And this month another 12 cadets have graduated from the Oxford Air Training School, in England, at the end of a one-year course.
'We are very pleased with the way our Chinese students have approached their training and with the results,' said the head of the school, Captain Bruce Latton.
'They have a very good application and what we have found particularly impressive is the way they have tackled the English language and the problems associated with living so far away from home. Indeed, they have been a credit to their country.' The Australian Air Academy also has English on its timetable for the Chinese cadets.
The course also includes leadership, resource management and human factor training.
'We realise that being an airline pilot extends far beyond simply learning to fly,' said Mr Gengos.
Another disadvantage many of the Chinese students have when compared to other cadets, other than the language, is that they often come from unsophisticated villages and have never travelled overseas before.

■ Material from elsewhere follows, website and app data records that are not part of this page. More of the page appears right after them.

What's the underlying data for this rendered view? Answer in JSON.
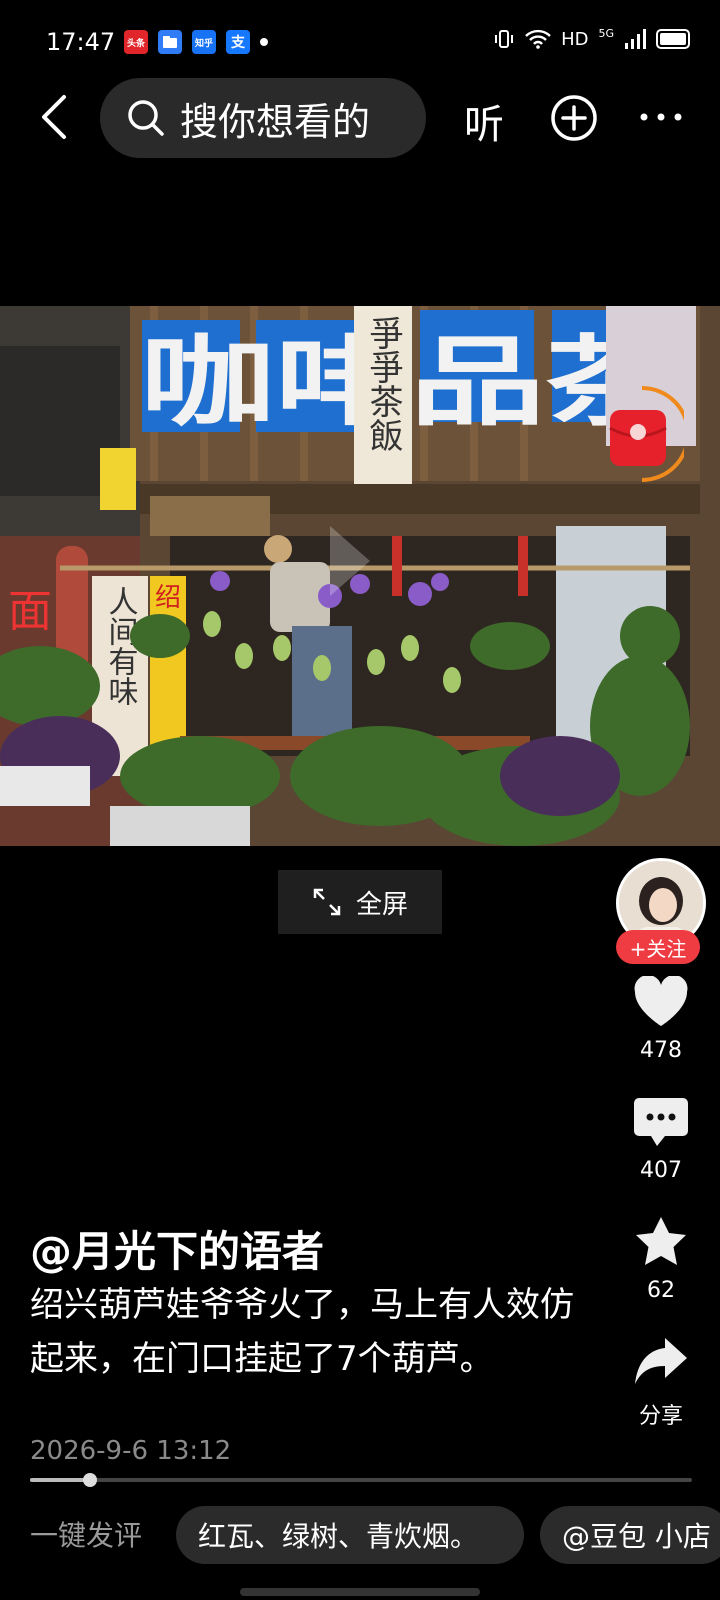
{
  "status_bar": {
    "time": "17:47",
    "app_icons": [
      "头条",
      "文件",
      "知乎",
      "支"
    ],
    "hd": "HD",
    "network": "5G"
  },
  "top_nav": {
    "search_placeholder": "搜你想看的",
    "listen_label": "听"
  },
  "video": {
    "sign_text": "咖啡品茶",
    "banner_text": "爭爭茶飯",
    "left_banner": "人间有味",
    "left_sign": "面",
    "yellow_sign": "绍"
  },
  "fullscreen_label": "全屏",
  "rail": {
    "follow_label": "+关注",
    "like_count": "478",
    "comment_count": "407",
    "favorite_count": "62",
    "share_label": "分享"
  },
  "post": {
    "author": "@月光下的语者",
    "caption": "绍兴葫芦娃爷爷火了，马上有人效仿起来，在门口挂起了7个葫芦。",
    "date": "2026-9-6 13:12",
    "progress": 0.09
  },
  "bottom_bar": {
    "one_click_label": "一键发评",
    "chips": [
      "红瓦、绿树、青炊烟。",
      "@豆包 小店"
    ]
  },
  "colors": {
    "accent_red": "#ef3b42",
    "sign_blue": "#1e6fd0"
  }
}
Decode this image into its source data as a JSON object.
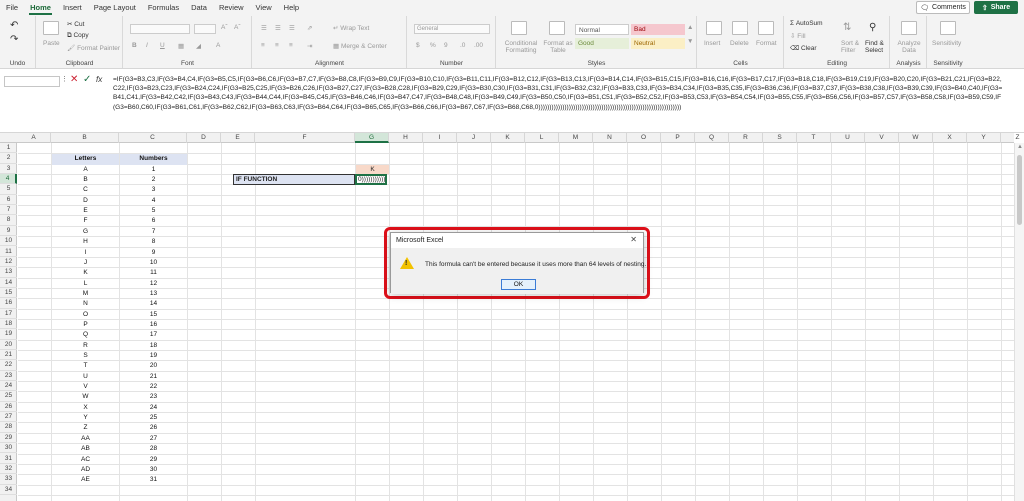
{
  "menu": {
    "tabs": [
      "File",
      "Home",
      "Insert",
      "Page Layout",
      "Formulas",
      "Data",
      "Review",
      "View",
      "Help"
    ],
    "active_tab": "Home",
    "comments_label": "Comments",
    "share_label": "Share"
  },
  "ribbon": {
    "undo": {
      "label": "Undo"
    },
    "clipboard": {
      "label": "Clipboard",
      "paste": "Paste",
      "cut": "Cut",
      "copy": "Copy",
      "format_painter": "Format Painter"
    },
    "font": {
      "label": "Font",
      "bold": "B",
      "italic": "I",
      "underline": "U"
    },
    "alignment": {
      "label": "Alignment",
      "wrap_text": "Wrap Text",
      "merge_center": "Merge & Center"
    },
    "number": {
      "label": "Number",
      "format": "General"
    },
    "styles": {
      "label": "Styles",
      "conditional": "Conditional Formatting",
      "format_as_table": "Format as Table",
      "normal": "Normal",
      "bad": "Bad",
      "good": "Good",
      "neutral": "Neutral"
    },
    "cells": {
      "label": "Cells",
      "insert": "Insert",
      "delete": "Delete",
      "format": "Format"
    },
    "editing": {
      "label": "Editing",
      "autosum": "AutoSum",
      "fill": "Fill",
      "clear": "Clear",
      "sort_filter": "Sort & Filter",
      "find_select": "Find & Select"
    },
    "analysis": {
      "label": "Analysis",
      "analyze_data": "Analyze Data"
    },
    "sensitivity": {
      "label": "Sensitivity",
      "sensitivity": "Sensitivity"
    }
  },
  "formula_bar": {
    "fx": "fx",
    "formula": "=IF(G3=B3,C3,IF(G3=B4,C4,IF(G3=B5,C5,IF(G3=B6,C6,IF(G3=B7,C7,IF(G3=B8,C8,IF(G3=B9,C9,IF(G3=B10,C10,IF(G3=B11,C11,IF(G3=B12,C12,IF(G3=B13,C13,IF(G3=B14,C14,IF(G3=B15,C15,IF(G3=B16,C16,IF(G3=B17,C17,IF(G3=B18,C18,IF(G3=B19,C19,IF(G3=B20,C20,IF(G3=B21,C21,IF(G3=B22,C22,IF(G3=B23,C23,IF(G3=B24,C24,IF(G3=B25,C25,IF(G3=B26,C26,IF(G3=B27,C27,IF(G3=B28,C28,IF(G3=B29,C29,IF(G3=B30,C30,IF(G3=B31,C31,IF(G3=B32,C32,IF(G3=B33,C33,IF(G3=B34,C34,IF(G3=B35,C35,IF(G3=B36,C36,IF(G3=B37,C37,IF(G3=B38,C38,IF(G3=B39,C39,IF(G3=B40,C40,IF(G3=B41,C41,IF(G3=B42,C42,IF(G3=B43,C43,IF(G3=B44,C44,IF(G3=B45,C45,IF(G3=B46,C46,IF(G3=B47,C47,IF(G3=B48,C48,IF(G3=B49,C49,IF(G3=B50,C50,IF(G3=B51,C51,IF(G3=B52,C52,IF(G3=B53,C53,IF(G3=B54,C54,IF(G3=B55,C55,IF(G3=B56,C56,IF(G3=B57,C57,IF(G3=B58,C58,IF(G3=B59,C59,IF(G3=B60,C60,IF(G3=B61,C61,IF(G3=B62,C62,IF(G3=B63,C63,IF(G3=B64,C64,IF(G3=B65,C65,IF(G3=B66,C66,IF(G3=B67,C67,IF(G3=B68,C68,0))))))))))))))))))))))))))))))))))))))))))))))))))))))))))))))))))"
  },
  "grid": {
    "columns": [
      "A",
      "B",
      "C",
      "D",
      "E",
      "F",
      "G",
      "H",
      "I",
      "J",
      "K",
      "L",
      "M",
      "N",
      "O",
      "P",
      "Q",
      "R",
      "S",
      "T",
      "U",
      "V",
      "W",
      "X",
      "Y",
      "Z"
    ],
    "selected_column": "G",
    "selected_row": "4",
    "header_letters": "Letters",
    "header_numbers": "Numbers",
    "letters": [
      "A",
      "B",
      "C",
      "D",
      "E",
      "F",
      "G",
      "H",
      "I",
      "J",
      "K",
      "L",
      "M",
      "N",
      "O",
      "P",
      "Q",
      "R",
      "S",
      "T",
      "U",
      "V",
      "W",
      "X",
      "Y",
      "Z",
      "AA",
      "AB",
      "AC",
      "AD",
      "AE"
    ],
    "numbers": [
      "1",
      "2",
      "3",
      "4",
      "5",
      "6",
      "7",
      "8",
      "9",
      "10",
      "11",
      "12",
      "13",
      "14",
      "15",
      "16",
      "17",
      "18",
      "19",
      "20",
      "21",
      "22",
      "23",
      "24",
      "25",
      "26",
      "27",
      "28",
      "29",
      "30",
      "31"
    ],
    "lookup_value": "K",
    "if_label": "IF FUNCTION",
    "active_cell_text": "0)))))))))))"
  },
  "dialog": {
    "title": "Microsoft Excel",
    "message": "This formula can't be entered because it uses more than 64 levels of nesting.",
    "ok_label": "OK"
  },
  "colors": {
    "accent": "#1e7145",
    "highlight_border": "#e0101a",
    "header_fill": "#dde3f2",
    "lookup_fill": "#f8d9c9"
  }
}
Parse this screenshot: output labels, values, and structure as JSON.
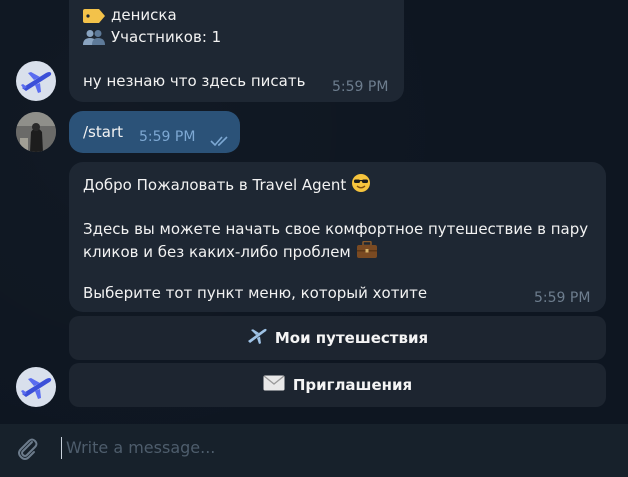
{
  "message_1": {
    "line_1": "дениска",
    "line_2": "Участников: 1",
    "line_3": "ну незнаю что здесь писать",
    "time": "5:59 PM"
  },
  "message_2": {
    "text": "/start",
    "time": "5:59 PM"
  },
  "message_3": {
    "line_1": "Добро Пожаловать в Travel Agent",
    "line_2": "Здесь вы можете начать свое комфортное путешествие в пару",
    "line_3": "кликов и без каких-либо проблем",
    "line_4": "Выберите тот пункт меню, который хотите",
    "time": "5:59 PM"
  },
  "keyboard": {
    "button_1": "Мои путешествия",
    "button_2": "Приглашения"
  },
  "composer": {
    "placeholder": "Write a message..."
  },
  "colors": {
    "background": "#0e1621",
    "incoming_bubble": "#1e2733",
    "outgoing_bubble": "#2b5278",
    "composer": "#17212b"
  }
}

Earlier this year, Air Lines visited New Zealand and met four young cadets from Xiamen Airlines who were undergoing ab initio training with Air New Zealand.
When they arrived to start a one-year course they had never flown a plane. When they return home at the end of the year they will be qualified to fly as a Boeing 737 co-pilot.
On the day Air Lines met them they have just been awarded their private pilots' licences.